“There were ten thousand thousand fruit to touch, / Cherish in hand, lift down, and not let fall.”

Tougas farm, apple season Photo by CR OliverI remember assigning Robert Frost’s “After Apple Picking,” along with “Birches” and “Mending Wall” to my first-ever college class. I was twenty-two, and at least one of the seniors in the class was older than I was. A clerical error had given me a class of thirty instead of twenty, and we were assigned a narrow, windowless room on the second floor of the library. The heaters clanged on in August and the noise of campus construction somehow reverberated in that room.

It was glorious.

I loved being a newly-minted teacher, choosing readings and building a course that I wanted to teach (and take). I loved practicing my students’ names so that they would feel comfortable in class (one Thai last name was a real tongue twister!), and I loved watching their ideas spill onto the chalkboard. There’s no better job than being a tour guide through literature.

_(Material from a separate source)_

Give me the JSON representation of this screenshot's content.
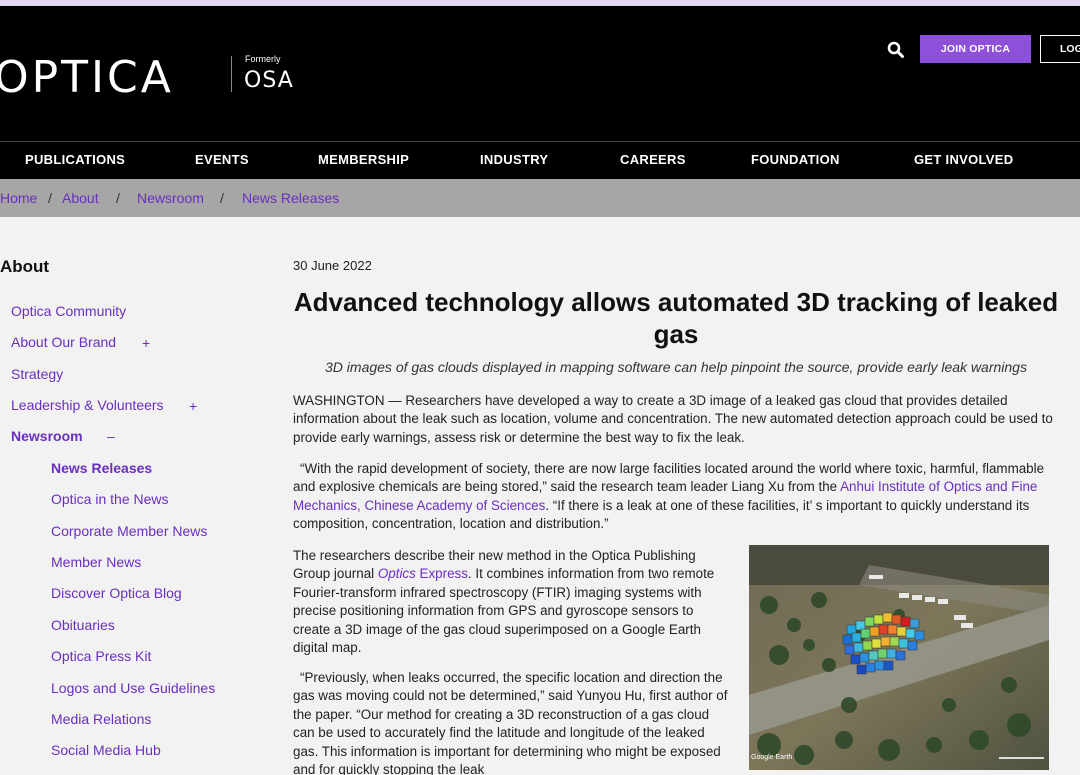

I chose to teach Frost because we’re in New England, after all, and he’s THE New England poet, and I encouraged my students to get out of the city and see the beautiful blend of colors in the trees. I’ve gone apple picking each fall with Mr. O since we started dating, and there’s nothing like the blue sky and the fiery trees and the red, red rows of apples.

“After Apple-Picking” is a dreamy meditation on life and death, sleep and wakefulness. Maybe we too will look back on moments both missed and remembered, and think,

“There were ten thousand thousand fruit to touch,
Cherish in hand, lift down, and not let fall.”

“though chimneys smoke and blue concedes / to bluer home-time dark”

Sandwich Marsh in Fall, by CR OliverA very apropos poem this week: Jacob Polley’s “October,” which you can read here. I love formalist poetry (you might have noticed), and I think this poem is just lovely. In the first stanza, the speaker describes the change of the seasons, the way the sky-blue of summer six o’clock becomes the midnight blue of autumn six o’clock, graciously giving way (my favorite image in the poem, which I’ve quoted in this post’s title).

It’s a poem about change and continuity, perfect for a fall day. I hope you’ll read it and tell me what you think!